» Entries from a dataset of interfaces:

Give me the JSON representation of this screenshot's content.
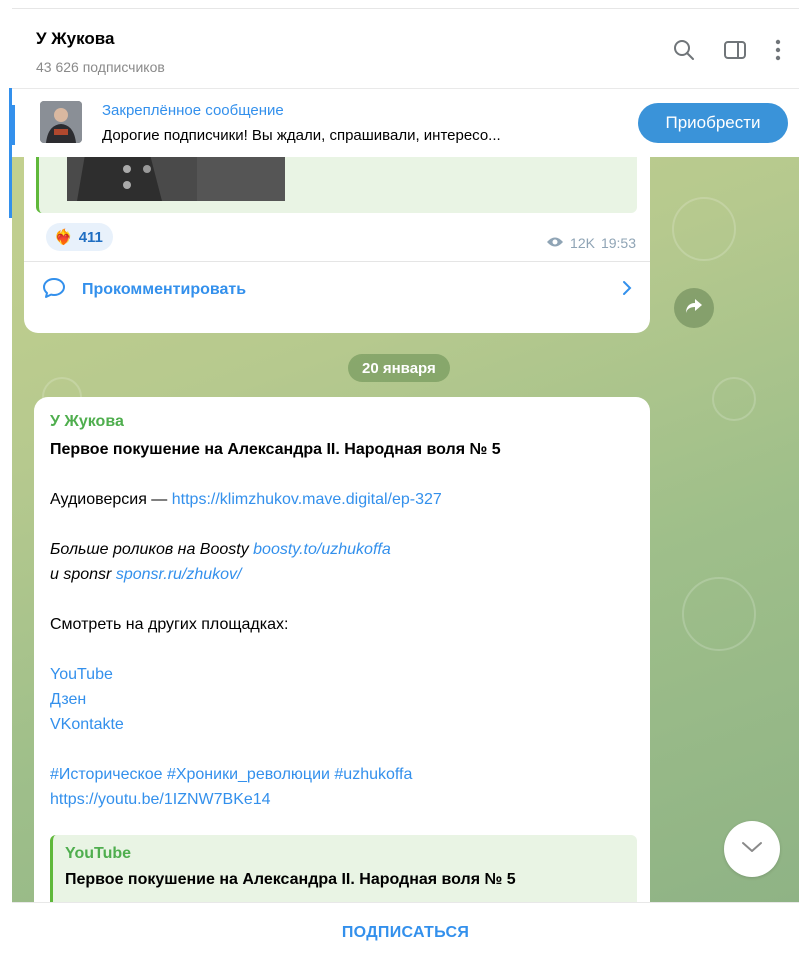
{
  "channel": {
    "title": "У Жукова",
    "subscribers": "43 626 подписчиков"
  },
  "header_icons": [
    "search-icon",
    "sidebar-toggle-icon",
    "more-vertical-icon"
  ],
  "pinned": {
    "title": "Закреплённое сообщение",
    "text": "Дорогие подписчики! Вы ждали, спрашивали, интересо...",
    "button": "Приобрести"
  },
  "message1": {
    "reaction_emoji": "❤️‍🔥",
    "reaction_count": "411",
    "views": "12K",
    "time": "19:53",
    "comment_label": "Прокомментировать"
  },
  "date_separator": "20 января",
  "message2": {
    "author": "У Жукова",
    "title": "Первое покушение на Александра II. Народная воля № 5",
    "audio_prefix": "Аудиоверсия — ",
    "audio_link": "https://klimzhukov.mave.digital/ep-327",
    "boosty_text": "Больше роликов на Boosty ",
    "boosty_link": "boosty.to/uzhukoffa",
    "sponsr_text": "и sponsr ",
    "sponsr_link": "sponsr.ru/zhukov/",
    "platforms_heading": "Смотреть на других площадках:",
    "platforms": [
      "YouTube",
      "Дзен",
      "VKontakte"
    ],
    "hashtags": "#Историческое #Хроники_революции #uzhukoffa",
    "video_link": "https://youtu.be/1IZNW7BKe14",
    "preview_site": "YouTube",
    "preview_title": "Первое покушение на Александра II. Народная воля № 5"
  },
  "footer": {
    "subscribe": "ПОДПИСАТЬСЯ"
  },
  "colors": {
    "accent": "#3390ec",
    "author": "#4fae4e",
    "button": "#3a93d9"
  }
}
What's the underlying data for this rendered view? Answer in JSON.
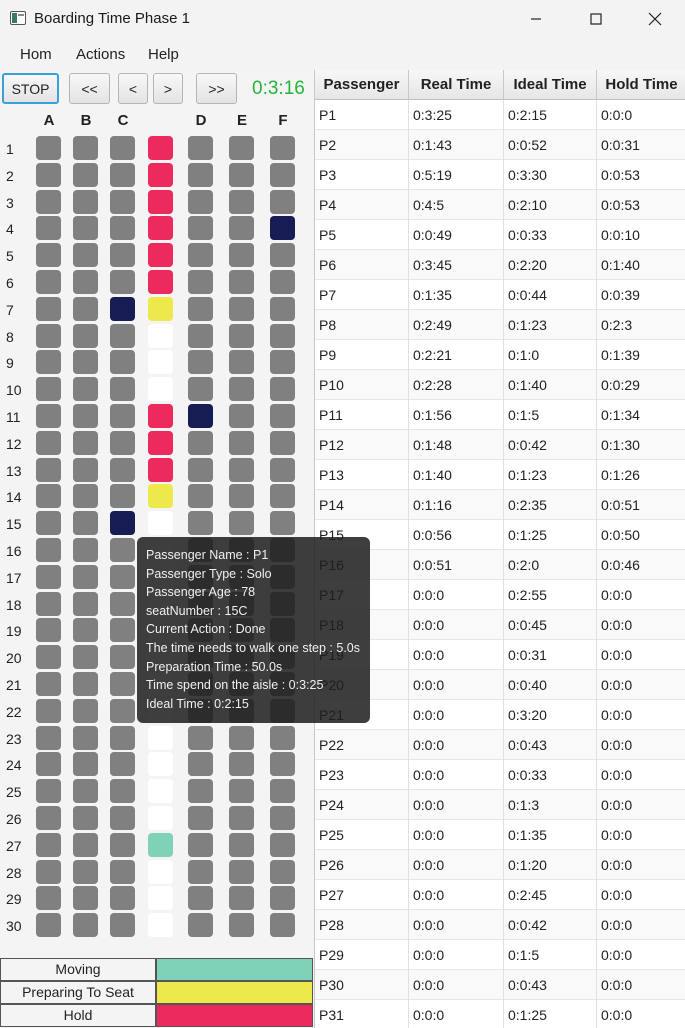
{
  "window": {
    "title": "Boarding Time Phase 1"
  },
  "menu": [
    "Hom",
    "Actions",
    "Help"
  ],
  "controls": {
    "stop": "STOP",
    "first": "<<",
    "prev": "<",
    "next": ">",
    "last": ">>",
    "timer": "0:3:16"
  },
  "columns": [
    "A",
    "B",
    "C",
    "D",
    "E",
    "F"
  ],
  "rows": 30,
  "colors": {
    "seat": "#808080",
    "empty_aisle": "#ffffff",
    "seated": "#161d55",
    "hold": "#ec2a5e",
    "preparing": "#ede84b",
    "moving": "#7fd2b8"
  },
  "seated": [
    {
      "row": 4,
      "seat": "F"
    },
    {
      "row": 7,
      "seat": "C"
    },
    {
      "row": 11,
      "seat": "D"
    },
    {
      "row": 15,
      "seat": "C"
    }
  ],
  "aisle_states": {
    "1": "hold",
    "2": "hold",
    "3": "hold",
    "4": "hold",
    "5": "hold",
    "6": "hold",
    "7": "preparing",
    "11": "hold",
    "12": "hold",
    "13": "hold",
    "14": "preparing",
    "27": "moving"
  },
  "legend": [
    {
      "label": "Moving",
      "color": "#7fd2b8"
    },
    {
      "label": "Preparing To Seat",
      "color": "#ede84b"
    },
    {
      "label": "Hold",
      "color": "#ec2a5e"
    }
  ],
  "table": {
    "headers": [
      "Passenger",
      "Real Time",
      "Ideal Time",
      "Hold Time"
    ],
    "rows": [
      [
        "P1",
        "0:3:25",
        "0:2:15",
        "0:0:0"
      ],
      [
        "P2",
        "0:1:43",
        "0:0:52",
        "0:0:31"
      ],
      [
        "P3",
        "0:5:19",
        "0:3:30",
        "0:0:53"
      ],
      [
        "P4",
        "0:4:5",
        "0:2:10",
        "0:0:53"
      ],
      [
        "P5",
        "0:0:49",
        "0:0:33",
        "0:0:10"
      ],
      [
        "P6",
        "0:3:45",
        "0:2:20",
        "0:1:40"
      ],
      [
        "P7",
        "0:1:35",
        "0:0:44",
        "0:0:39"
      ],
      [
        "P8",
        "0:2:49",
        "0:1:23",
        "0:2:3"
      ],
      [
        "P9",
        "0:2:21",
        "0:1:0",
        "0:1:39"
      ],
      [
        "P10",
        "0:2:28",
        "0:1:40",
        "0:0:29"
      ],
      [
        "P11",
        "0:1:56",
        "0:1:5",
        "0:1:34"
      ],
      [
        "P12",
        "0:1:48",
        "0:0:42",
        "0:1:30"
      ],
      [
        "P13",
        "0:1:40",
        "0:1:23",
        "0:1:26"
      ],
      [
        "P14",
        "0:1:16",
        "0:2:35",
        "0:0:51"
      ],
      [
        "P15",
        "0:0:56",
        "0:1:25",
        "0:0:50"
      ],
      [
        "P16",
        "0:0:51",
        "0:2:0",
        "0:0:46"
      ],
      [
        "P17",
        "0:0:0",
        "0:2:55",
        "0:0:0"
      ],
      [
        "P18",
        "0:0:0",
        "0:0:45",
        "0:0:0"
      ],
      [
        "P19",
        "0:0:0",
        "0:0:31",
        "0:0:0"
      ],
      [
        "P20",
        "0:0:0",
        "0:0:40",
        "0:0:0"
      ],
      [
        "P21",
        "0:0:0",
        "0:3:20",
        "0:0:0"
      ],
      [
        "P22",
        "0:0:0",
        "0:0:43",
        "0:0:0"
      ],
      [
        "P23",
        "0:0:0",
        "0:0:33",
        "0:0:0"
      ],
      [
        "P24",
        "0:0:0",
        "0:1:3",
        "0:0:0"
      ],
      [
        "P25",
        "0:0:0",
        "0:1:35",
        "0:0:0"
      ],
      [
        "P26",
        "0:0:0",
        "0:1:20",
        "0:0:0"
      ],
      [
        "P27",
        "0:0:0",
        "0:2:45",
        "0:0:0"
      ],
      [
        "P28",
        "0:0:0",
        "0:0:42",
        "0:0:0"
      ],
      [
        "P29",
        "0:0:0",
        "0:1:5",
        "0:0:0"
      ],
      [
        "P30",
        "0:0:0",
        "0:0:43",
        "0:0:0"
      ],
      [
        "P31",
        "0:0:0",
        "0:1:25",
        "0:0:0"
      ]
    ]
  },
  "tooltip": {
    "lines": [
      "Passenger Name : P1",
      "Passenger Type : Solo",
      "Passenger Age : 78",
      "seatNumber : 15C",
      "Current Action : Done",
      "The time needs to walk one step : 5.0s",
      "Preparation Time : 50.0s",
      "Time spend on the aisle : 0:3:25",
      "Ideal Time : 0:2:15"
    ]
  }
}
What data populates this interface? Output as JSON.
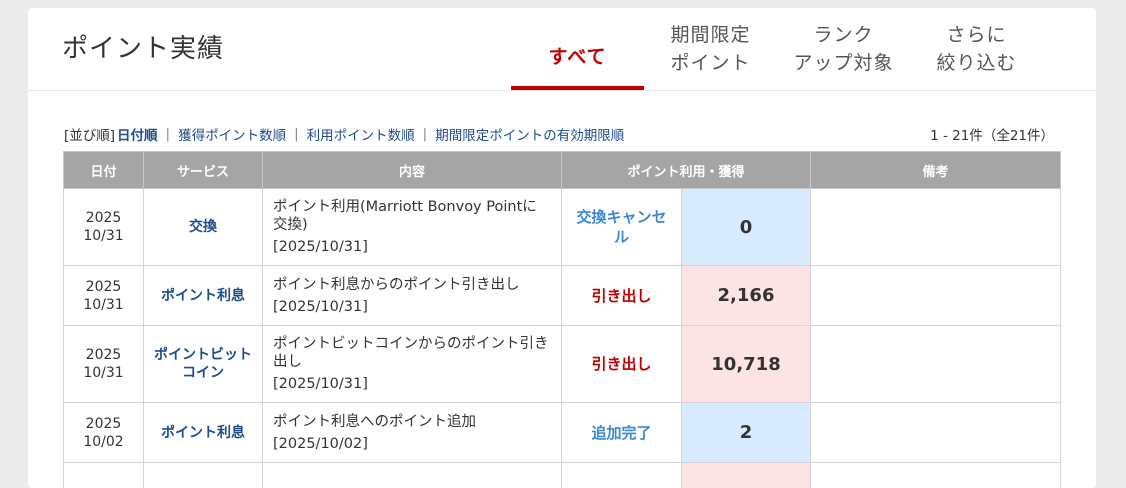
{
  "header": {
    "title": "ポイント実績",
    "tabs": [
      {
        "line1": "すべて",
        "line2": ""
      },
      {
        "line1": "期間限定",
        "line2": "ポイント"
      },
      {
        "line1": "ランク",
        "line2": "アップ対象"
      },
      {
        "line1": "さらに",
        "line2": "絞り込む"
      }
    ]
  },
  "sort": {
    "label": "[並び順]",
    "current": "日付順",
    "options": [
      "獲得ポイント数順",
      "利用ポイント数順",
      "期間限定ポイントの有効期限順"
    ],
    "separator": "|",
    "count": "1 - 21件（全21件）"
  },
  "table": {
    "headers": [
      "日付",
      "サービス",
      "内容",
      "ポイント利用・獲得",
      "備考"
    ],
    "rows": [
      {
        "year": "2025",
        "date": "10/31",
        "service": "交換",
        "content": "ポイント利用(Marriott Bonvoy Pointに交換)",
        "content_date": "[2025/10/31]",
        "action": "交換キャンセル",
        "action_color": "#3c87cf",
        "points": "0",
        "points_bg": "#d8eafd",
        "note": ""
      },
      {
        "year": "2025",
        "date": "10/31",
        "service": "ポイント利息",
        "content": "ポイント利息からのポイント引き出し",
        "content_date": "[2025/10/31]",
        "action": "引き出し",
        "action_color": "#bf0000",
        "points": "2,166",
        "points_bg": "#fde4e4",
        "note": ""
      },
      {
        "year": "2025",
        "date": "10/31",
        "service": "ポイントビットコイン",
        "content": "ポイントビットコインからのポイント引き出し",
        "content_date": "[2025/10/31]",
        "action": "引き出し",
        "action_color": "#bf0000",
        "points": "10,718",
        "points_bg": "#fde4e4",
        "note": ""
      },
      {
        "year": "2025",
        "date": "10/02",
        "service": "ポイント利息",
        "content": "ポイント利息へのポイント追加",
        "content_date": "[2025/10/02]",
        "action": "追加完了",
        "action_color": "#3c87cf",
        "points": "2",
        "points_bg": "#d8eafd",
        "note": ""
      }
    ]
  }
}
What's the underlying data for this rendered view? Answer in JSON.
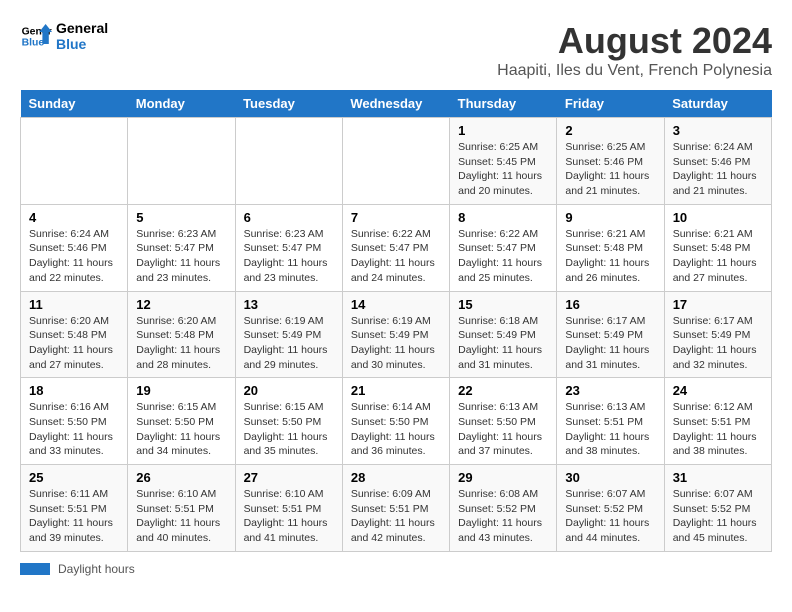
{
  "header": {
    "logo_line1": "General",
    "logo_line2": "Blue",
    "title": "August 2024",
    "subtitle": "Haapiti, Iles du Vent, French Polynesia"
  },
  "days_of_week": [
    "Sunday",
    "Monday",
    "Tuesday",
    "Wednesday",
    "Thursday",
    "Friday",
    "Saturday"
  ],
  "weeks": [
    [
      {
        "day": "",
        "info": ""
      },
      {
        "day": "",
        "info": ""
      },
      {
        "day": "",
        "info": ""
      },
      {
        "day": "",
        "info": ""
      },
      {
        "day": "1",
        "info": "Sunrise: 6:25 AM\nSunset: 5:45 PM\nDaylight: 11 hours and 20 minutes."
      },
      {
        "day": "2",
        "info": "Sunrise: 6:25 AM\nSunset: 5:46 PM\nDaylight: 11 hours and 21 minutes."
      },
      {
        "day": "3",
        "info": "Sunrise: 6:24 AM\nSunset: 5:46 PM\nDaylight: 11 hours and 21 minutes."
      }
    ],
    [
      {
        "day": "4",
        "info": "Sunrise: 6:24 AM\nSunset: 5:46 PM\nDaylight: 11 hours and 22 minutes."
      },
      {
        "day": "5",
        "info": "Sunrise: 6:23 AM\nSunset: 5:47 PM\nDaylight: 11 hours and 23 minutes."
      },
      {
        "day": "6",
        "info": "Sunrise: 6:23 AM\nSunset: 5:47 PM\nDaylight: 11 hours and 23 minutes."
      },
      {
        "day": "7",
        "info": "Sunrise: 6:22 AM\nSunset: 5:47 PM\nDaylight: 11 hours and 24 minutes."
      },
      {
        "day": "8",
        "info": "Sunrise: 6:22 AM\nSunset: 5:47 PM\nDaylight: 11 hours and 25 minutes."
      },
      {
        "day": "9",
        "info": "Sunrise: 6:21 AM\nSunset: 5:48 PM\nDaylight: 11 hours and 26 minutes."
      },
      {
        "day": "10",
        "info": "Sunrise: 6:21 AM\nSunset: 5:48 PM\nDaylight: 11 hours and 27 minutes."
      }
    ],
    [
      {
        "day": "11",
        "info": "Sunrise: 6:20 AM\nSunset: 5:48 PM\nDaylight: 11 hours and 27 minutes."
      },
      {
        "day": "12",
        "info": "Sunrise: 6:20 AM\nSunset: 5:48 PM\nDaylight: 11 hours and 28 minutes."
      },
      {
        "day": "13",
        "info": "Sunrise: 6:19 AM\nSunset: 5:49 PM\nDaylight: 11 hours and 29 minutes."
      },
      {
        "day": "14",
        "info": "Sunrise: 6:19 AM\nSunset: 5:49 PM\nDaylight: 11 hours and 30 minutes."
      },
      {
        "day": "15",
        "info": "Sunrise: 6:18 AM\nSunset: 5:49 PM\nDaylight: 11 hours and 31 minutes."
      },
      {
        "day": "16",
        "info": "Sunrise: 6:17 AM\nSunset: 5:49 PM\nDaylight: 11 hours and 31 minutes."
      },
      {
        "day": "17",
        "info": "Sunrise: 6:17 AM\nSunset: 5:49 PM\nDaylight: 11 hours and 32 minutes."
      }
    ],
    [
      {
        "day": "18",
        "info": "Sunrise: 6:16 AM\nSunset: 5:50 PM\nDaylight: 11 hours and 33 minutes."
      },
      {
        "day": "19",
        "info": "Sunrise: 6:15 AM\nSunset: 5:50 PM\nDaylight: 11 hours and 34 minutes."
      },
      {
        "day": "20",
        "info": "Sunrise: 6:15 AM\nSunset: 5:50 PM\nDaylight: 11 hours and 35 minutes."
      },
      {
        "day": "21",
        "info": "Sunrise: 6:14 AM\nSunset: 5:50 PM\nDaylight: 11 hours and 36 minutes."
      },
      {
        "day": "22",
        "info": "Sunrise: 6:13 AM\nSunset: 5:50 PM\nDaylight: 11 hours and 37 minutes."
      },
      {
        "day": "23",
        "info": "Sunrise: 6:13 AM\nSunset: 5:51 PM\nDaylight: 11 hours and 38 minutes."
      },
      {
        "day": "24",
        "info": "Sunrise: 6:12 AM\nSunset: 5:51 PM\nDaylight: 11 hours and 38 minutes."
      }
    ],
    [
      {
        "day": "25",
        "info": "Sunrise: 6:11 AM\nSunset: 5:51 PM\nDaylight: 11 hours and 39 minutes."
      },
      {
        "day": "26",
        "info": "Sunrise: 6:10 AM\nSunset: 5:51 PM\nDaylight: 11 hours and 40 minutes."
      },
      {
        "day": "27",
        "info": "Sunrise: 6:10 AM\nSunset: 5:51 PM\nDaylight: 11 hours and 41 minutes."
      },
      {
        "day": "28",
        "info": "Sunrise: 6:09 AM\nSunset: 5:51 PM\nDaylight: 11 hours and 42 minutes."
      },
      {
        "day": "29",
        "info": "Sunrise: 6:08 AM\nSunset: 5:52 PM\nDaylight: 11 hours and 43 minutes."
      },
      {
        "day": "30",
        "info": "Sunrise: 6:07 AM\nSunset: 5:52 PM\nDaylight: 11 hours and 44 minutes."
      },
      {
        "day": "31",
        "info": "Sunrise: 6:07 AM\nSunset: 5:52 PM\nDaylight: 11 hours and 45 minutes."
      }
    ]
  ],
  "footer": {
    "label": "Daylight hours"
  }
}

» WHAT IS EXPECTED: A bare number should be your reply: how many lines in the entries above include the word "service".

» EXERCISE RESPONSE: 4